─── Source data ───

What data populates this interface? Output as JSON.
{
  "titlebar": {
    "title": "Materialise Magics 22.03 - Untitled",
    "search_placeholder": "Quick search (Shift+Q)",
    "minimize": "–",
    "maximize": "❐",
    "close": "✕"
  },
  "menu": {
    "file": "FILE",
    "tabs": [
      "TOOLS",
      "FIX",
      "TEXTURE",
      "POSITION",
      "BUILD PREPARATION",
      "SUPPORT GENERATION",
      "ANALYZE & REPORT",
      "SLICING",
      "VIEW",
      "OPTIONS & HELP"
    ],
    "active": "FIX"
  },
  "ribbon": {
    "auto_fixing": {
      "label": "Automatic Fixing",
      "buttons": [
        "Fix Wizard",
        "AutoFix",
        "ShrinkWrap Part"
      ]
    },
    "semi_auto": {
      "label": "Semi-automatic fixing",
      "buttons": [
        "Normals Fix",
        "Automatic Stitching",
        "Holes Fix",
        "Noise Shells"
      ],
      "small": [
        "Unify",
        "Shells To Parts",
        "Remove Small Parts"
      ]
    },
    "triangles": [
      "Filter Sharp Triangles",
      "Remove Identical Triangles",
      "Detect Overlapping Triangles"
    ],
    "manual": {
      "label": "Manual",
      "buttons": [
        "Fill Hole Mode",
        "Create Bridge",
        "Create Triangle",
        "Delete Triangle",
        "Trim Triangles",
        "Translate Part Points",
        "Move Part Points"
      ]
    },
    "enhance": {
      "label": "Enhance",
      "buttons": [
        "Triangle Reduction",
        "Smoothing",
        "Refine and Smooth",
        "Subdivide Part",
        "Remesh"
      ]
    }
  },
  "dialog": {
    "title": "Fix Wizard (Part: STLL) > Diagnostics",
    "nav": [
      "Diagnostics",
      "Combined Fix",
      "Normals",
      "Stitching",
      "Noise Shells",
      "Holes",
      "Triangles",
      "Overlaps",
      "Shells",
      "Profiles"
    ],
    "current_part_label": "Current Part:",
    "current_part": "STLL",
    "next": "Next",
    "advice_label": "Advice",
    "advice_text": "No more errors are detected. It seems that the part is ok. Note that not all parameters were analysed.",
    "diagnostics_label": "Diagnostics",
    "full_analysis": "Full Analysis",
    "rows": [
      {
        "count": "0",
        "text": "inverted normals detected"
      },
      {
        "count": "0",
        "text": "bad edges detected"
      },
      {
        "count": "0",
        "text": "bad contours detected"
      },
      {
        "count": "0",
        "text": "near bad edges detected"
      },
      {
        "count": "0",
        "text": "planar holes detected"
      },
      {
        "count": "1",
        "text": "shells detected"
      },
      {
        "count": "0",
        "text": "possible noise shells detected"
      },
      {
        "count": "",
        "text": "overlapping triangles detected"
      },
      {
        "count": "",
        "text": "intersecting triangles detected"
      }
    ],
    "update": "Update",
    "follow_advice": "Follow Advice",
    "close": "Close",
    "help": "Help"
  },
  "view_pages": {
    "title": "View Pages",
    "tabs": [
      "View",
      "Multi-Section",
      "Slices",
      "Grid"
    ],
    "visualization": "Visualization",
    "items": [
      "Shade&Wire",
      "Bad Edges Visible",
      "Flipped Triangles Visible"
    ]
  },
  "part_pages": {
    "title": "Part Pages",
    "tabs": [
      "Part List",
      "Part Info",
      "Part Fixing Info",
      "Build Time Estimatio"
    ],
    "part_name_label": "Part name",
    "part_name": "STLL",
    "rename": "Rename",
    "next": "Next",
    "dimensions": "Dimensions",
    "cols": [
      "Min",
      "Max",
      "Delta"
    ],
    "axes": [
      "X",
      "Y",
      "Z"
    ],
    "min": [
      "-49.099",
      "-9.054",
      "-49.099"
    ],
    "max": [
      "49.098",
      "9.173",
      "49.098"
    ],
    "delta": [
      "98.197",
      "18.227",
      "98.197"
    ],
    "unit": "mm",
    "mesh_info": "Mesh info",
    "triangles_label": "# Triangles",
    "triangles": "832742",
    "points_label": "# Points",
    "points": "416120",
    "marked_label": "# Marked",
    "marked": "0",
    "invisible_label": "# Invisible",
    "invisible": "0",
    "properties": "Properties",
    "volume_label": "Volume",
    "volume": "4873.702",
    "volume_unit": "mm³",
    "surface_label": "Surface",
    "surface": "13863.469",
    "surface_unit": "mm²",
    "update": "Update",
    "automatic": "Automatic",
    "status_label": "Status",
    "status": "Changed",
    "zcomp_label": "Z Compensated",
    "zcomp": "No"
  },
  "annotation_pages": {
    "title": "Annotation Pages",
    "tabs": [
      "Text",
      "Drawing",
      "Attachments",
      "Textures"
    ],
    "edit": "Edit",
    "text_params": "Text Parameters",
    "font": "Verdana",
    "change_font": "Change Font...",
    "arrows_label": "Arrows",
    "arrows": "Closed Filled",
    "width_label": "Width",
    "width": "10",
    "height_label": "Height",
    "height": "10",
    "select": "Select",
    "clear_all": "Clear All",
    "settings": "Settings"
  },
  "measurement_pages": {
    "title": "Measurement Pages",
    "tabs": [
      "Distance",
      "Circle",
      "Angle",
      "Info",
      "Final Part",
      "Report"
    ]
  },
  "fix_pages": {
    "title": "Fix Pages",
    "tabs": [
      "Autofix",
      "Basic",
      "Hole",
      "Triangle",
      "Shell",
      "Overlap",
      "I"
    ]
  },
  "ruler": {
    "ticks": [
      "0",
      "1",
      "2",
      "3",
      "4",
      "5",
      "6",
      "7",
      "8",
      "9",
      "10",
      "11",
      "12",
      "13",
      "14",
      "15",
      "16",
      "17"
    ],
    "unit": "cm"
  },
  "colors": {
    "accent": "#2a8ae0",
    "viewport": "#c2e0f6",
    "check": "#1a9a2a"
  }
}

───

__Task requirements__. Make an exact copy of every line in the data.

__Result for this task__.
What data populates this interface? Output as JSON.
{
  "titlebar": {
    "title": "Materialise Magics 22.03 - Untitled",
    "search_placeholder": "Quick search (Shift+Q)",
    "minimize": "–",
    "maximize": "❐",
    "close": "✕"
  },
  "menu": {
    "file": "FILE",
    "tabs": [
      "TOOLS",
      "FIX",
      "TEXTURE",
      "POSITION",
      "BUILD PREPARATION",
      "SUPPORT GENERATION",
      "ANALYZE & REPORT",
      "SLICING",
      "VIEW",
      "OPTIONS & HELP"
    ],
    "active": "FIX"
  },
  "ribbon": {
    "auto_fixing": {
      "label": "Automatic Fixing",
      "buttons": [
        "Fix Wizard",
        "AutoFix",
        "ShrinkWrap Part"
      ]
    },
    "semi_auto": {
      "label": "Semi-automatic fixing",
      "buttons": [
        "Normals Fix",
        "Automatic Stitching",
        "Holes Fix",
        "Noise Shells"
      ],
      "small": [
        "Unify",
        "Shells To Parts",
        "Remove Small Parts"
      ]
    },
    "triangles": [
      "Filter Sharp Triangles",
      "Remove Identical Triangles",
      "Detect Overlapping Triangles"
    ],
    "manual": {
      "label": "Manual",
      "buttons": [
        "Fill Hole Mode",
        "Create Bridge",
        "Create Triangle",
        "Delete Triangle",
        "Trim Triangles",
        "Translate Part Points",
        "Move Part Points"
      ]
    },
    "enhance": {
      "label": "Enhance",
      "buttons": [
        "Triangle Reduction",
        "Smoothing",
        "Refine and Smooth",
        "Subdivide Part",
        "Remesh"
      ]
    }
  },
  "dialog": {
    "title": "Fix Wizard (Part: STLL) > Diagnostics",
    "nav": [
      "Diagnostics",
      "Combined Fix",
      "Normals",
      "Stitching",
      "Noise Shells",
      "Holes",
      "Triangles",
      "Overlaps",
      "Shells",
      "Profiles"
    ],
    "current_part_label": "Current Part:",
    "current_part": "STLL",
    "next": "Next",
    "advice_label": "Advice",
    "advice_text": "No more errors are detected. It seems that the part is ok. Note that not all parameters were analysed.",
    "diagnostics_label": "Diagnostics",
    "full_analysis": "Full Analysis",
    "rows": [
      {
        "count": "0",
        "text": "inverted normals detected"
      },
      {
        "count": "0",
        "text": "bad edges detected"
      },
      {
        "count": "0",
        "text": "bad contours detected"
      },
      {
        "count": "0",
        "text": "near bad edges detected"
      },
      {
        "count": "0",
        "text": "planar holes detected"
      },
      {
        "count": "1",
        "text": "shells detected"
      },
      {
        "count": "0",
        "text": "possible noise shells detected"
      },
      {
        "count": "",
        "text": "overlapping triangles detected"
      },
      {
        "count": "",
        "text": "intersecting triangles detected"
      }
    ],
    "update": "Update",
    "follow_advice": "Follow Advice",
    "close": "Close",
    "help": "Help"
  },
  "view_pages": {
    "title": "View Pages",
    "tabs": [
      "View",
      "Multi-Section",
      "Slices",
      "Grid"
    ],
    "visualization": "Visualization",
    "items": [
      "Shade&Wire",
      "Bad Edges Visible",
      "Flipped Triangles Visible"
    ]
  },
  "part_pages": {
    "title": "Part Pages",
    "tabs": [
      "Part List",
      "Part Info",
      "Part Fixing Info",
      "Build Time Estimatio"
    ],
    "part_name_label": "Part name",
    "part_name": "STLL",
    "rename": "Rename",
    "next": "Next",
    "dimensions": "Dimensions",
    "cols": [
      "Min",
      "Max",
      "Delta"
    ],
    "axes": [
      "X",
      "Y",
      "Z"
    ],
    "min": [
      "-49.099",
      "-9.054",
      "-49.099"
    ],
    "max": [
      "49.098",
      "9.173",
      "49.098"
    ],
    "delta": [
      "98.197",
      "18.227",
      "98.197"
    ],
    "unit": "mm",
    "mesh_info": "Mesh info",
    "triangles_label": "# Triangles",
    "triangles": "832742",
    "points_label": "# Points",
    "points": "416120",
    "marked_label": "# Marked",
    "marked": "0",
    "invisible_label": "# Invisible",
    "invisible": "0",
    "properties": "Properties",
    "volume_label": "Volume",
    "volume": "4873.702",
    "volume_unit": "mm³",
    "surface_label": "Surface",
    "surface": "13863.469",
    "surface_unit": "mm²",
    "update": "Update",
    "automatic": "Automatic",
    "status_label": "Status",
    "status": "Changed",
    "zcomp_label": "Z Compensated",
    "zcomp": "No"
  },
  "annotation_pages": {
    "title": "Annotation Pages",
    "tabs": [
      "Text",
      "Drawing",
      "Attachments",
      "Textures"
    ],
    "edit": "Edit",
    "text_params": "Text Parameters",
    "font": "Verdana",
    "change_font": "Change Font...",
    "arrows_label": "Arrows",
    "arrows": "Closed Filled",
    "width_label": "Width",
    "width": "10",
    "height_label": "Height",
    "height": "10",
    "select": "Select",
    "clear_all": "Clear All",
    "settings": "Settings"
  },
  "measurement_pages": {
    "title": "Measurement Pages",
    "tabs": [
      "Distance",
      "Circle",
      "Angle",
      "Info",
      "Final Part",
      "Report"
    ]
  },
  "fix_pages": {
    "title": "Fix Pages",
    "tabs": [
      "Autofix",
      "Basic",
      "Hole",
      "Triangle",
      "Shell",
      "Overlap",
      "I"
    ]
  },
  "ruler": {
    "ticks": [
      "0",
      "1",
      "2",
      "3",
      "4",
      "5",
      "6",
      "7",
      "8",
      "9",
      "10",
      "11",
      "12",
      "13",
      "14",
      "15",
      "16",
      "17"
    ],
    "unit": "cm"
  },
  "colors": {
    "accent": "#2a8ae0",
    "viewport": "#c2e0f6",
    "check": "#1a9a2a"
  }
}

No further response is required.